CAPE GIRARDEAU, Mo. (KFVS) - A veteran is canoeing down the Mississippi River to raise awareness of veteran suicide.
Donnie Jokinen started his journey down the Mississippi River on May 8 in Itasca State Park in Minnesota.
He said this journey is for himself to grow as a person, and to raise awareness for the 22 veterans who commit suicide every day.
Jokinen was in the Army National Guard and fought in the Iraq War.
“Everyday is a daily struggle,” he said. “We may be in pain at the house just sitting there doing nothing, so why not be in pain out here actually enjoying mother nature.”
During the trip, they are collecting donations to resupply and keep going, but when he is finished he said he plans on using any leftover funds to help him start his own nonprofit organization that would benefit veterans and Gold Star families.
Jokinen said this journey is physical therapy, mental therapy and a challenge every day.
“Each stroke out there is usually painful,” he said.
He has a degenerative joint disease and was injured during his time in the service, including a traumatic brain injury.

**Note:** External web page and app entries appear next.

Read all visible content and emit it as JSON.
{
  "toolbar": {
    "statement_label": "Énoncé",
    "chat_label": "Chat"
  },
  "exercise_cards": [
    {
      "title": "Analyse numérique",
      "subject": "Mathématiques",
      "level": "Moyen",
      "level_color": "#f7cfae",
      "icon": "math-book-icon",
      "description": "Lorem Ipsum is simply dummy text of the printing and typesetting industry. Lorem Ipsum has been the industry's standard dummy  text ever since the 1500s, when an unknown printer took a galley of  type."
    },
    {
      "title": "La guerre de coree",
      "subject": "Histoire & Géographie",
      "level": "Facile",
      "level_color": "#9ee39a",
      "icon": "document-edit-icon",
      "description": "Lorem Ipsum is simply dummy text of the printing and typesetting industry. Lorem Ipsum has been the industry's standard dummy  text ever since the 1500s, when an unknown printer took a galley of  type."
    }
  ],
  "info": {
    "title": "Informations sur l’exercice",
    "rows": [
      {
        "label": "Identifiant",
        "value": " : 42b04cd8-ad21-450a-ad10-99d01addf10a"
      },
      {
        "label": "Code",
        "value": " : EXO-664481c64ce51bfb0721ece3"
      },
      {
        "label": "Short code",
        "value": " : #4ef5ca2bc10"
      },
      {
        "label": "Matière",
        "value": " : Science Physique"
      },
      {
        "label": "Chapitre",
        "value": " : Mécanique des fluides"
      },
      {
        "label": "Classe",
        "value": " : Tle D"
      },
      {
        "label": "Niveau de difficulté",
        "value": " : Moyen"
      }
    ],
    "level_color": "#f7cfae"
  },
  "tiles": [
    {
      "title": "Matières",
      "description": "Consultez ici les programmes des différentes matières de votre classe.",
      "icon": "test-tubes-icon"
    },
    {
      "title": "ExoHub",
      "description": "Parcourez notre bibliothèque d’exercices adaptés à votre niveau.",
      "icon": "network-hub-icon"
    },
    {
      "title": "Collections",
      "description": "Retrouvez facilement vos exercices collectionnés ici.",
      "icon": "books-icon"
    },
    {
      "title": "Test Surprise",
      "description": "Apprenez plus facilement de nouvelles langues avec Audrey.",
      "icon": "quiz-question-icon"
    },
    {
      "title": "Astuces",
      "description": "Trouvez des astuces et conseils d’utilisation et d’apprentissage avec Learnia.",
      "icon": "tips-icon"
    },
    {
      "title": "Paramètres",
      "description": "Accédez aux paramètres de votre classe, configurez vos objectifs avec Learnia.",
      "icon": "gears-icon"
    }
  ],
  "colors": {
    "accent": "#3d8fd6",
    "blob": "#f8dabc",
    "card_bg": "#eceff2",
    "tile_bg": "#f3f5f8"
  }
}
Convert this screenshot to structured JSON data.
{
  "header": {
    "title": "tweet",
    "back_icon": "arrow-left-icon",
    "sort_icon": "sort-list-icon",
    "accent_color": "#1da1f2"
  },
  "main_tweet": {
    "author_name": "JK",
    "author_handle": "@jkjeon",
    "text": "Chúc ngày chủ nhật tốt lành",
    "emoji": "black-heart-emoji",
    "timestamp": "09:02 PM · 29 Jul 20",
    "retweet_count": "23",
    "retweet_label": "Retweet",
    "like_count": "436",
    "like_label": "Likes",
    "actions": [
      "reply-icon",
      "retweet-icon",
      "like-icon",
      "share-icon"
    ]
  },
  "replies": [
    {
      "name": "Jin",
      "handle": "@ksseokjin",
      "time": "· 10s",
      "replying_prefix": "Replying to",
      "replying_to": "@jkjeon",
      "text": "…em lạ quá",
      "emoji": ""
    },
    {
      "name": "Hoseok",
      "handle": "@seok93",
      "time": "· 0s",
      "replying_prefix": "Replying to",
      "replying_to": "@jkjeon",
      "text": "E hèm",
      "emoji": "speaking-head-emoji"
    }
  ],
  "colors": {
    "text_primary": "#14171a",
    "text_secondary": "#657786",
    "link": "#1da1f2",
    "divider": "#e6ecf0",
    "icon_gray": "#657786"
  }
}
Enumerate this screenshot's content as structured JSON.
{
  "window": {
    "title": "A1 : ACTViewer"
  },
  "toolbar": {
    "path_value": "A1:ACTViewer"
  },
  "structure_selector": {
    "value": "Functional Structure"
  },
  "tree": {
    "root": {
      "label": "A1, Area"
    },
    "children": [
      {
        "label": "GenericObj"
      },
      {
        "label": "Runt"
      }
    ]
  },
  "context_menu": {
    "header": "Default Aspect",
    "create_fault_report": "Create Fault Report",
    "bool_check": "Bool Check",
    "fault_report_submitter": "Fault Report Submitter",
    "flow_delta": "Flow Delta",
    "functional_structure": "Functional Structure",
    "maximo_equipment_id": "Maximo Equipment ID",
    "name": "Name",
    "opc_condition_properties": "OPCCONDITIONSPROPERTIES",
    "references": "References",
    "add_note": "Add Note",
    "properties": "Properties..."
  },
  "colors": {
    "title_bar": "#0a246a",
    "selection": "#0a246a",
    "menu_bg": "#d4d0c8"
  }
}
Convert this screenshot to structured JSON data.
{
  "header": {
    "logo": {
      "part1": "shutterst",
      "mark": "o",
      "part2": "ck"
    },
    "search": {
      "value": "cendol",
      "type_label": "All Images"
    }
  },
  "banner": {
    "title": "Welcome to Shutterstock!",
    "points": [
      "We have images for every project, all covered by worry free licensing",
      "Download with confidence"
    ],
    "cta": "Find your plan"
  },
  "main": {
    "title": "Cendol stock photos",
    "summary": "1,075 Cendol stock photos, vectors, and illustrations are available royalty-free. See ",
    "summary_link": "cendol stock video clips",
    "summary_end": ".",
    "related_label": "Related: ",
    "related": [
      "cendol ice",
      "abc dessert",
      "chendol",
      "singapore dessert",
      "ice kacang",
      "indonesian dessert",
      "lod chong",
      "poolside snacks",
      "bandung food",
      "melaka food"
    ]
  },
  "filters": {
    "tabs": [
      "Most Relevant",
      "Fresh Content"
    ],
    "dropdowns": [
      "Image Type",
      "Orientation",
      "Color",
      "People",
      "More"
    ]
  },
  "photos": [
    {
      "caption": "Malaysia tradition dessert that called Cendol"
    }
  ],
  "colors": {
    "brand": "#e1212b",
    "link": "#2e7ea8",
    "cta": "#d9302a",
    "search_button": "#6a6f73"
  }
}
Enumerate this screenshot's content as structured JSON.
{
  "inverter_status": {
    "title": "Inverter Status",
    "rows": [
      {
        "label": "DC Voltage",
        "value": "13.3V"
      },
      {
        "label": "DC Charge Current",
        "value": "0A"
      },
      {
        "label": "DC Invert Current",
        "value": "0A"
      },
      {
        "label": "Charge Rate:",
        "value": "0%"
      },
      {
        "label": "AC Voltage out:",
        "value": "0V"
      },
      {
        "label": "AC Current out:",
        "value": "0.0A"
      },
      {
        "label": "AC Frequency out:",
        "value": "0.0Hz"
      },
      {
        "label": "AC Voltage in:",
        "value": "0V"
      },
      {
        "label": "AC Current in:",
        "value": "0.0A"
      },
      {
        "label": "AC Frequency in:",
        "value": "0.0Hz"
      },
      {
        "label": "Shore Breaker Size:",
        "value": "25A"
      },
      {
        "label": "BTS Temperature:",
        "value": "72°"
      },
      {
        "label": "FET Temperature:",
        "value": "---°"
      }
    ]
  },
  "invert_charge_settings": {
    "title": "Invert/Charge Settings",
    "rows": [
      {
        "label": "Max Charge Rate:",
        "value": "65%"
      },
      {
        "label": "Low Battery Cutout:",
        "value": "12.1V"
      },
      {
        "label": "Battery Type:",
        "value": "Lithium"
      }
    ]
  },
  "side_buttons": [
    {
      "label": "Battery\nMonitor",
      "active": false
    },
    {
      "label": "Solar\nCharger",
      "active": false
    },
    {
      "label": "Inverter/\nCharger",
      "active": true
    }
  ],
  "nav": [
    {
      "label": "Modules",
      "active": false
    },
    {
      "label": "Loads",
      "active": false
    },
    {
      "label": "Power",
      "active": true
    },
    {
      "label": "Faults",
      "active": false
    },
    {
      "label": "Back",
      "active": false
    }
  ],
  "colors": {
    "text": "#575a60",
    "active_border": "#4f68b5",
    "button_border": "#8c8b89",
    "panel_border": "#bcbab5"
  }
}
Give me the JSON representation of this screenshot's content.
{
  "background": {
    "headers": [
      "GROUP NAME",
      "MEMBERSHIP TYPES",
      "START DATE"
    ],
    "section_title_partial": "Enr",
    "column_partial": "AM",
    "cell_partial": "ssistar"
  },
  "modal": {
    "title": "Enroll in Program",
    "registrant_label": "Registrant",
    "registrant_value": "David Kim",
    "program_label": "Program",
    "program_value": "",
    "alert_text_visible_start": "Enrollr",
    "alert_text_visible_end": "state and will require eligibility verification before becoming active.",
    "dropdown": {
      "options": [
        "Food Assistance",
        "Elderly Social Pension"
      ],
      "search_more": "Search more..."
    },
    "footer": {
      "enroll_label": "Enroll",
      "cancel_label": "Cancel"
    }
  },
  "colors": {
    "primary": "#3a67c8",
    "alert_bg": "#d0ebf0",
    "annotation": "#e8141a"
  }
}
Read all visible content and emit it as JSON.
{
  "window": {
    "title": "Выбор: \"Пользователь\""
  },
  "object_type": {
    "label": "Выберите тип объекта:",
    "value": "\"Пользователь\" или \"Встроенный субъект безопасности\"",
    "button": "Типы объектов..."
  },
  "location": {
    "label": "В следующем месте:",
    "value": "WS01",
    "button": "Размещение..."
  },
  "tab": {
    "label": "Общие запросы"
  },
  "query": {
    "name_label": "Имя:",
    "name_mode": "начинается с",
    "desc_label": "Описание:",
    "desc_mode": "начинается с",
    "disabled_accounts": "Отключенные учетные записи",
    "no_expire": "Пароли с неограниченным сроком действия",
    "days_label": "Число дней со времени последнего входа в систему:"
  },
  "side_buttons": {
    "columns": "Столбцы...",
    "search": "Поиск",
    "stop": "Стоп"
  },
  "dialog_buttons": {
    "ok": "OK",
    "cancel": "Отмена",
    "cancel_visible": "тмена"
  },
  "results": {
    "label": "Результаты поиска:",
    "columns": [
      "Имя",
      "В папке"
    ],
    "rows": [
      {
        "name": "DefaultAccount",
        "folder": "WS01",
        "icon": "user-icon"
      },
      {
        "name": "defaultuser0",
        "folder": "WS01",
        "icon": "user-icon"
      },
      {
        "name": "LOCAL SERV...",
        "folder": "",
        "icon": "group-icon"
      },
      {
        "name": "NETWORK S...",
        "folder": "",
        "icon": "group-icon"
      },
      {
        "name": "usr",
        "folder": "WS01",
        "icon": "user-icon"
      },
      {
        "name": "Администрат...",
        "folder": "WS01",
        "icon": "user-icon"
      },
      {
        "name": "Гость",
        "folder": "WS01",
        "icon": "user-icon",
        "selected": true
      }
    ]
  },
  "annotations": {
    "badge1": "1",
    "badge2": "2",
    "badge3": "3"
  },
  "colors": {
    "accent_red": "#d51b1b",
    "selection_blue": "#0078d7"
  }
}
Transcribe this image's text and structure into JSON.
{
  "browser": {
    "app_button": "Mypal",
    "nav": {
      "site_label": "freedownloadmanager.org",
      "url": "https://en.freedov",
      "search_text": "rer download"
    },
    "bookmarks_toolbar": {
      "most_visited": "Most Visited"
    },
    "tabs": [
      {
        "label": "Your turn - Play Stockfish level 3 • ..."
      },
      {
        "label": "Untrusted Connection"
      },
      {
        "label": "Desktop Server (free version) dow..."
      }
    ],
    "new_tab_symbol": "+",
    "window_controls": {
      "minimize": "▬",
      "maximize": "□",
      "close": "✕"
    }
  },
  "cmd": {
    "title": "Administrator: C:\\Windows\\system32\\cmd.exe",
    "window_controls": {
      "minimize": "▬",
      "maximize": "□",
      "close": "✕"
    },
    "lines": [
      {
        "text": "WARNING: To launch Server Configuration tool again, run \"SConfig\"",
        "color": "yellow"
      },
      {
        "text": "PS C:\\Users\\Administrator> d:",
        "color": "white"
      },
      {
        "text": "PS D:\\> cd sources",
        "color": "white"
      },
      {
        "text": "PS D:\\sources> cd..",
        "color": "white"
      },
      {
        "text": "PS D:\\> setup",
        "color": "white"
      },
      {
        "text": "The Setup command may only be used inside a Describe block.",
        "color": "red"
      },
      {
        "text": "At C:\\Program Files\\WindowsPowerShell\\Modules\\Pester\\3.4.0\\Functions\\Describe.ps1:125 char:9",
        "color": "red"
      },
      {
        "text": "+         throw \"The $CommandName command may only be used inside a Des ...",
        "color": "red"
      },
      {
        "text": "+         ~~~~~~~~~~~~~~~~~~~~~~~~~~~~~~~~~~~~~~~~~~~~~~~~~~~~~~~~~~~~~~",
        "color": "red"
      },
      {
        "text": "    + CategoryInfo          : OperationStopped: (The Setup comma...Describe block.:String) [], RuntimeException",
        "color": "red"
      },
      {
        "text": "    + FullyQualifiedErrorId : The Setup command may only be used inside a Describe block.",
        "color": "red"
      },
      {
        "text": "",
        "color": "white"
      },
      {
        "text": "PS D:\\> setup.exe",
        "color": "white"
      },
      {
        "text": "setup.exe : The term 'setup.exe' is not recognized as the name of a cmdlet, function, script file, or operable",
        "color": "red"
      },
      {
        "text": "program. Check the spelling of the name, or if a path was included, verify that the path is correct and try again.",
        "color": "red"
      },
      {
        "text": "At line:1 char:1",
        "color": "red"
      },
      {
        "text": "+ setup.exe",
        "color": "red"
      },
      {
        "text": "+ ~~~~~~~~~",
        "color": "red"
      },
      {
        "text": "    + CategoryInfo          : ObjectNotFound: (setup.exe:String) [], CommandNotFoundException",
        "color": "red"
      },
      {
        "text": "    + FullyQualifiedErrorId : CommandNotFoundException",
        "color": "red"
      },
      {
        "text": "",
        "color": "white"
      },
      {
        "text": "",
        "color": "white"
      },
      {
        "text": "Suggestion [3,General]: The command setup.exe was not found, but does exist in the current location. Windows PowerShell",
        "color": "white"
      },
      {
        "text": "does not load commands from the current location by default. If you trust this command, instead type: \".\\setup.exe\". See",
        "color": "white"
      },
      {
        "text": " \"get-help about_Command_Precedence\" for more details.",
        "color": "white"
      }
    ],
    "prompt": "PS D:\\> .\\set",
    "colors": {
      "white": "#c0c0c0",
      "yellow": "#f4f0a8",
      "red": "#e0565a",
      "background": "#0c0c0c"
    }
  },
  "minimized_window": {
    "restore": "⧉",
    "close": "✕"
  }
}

Because of that, he suffers from pinched nerves and loss of balance.
Working through his injuries while canoeing can be tough some days. When asked what gets him through, he said, “It’s just who I am. I see the finish line, call it divine inspiration, and I just keep going.”
Taking this journey in the middle of the pandemic has made some things more difficult. Resupplying and refueling has been a challenge in some places, as well as being required to wear a mask in some places.
He said some people have even looked down on them for taking this trip in the middle of the pandemic. He said they aren’t having as many face-to-face encounters along the journey because of COVID-19.
Some days they don’t make it as far as others, and weather has a lot of effect on that. On a really good day they can make 40-60 miles.
He hoped to hit the Gulf by the end of August, which is a little delayed from the original plan. He said the beginning, up in Minnesota, was the roughest leg of the journey, so far, because they started in lakes, which have no current and they faced a lot of headwind.
For more information, he has a Facebook page 22 Stay Alive where he blogs about the trip, posts pictures and updates and is trying to get his nonprofit off the ground.
Most days, his dad is in a kayak alongside him on the water and his mom drives the route. She meets them at their next destination in a camper where they are sleeping during the journey.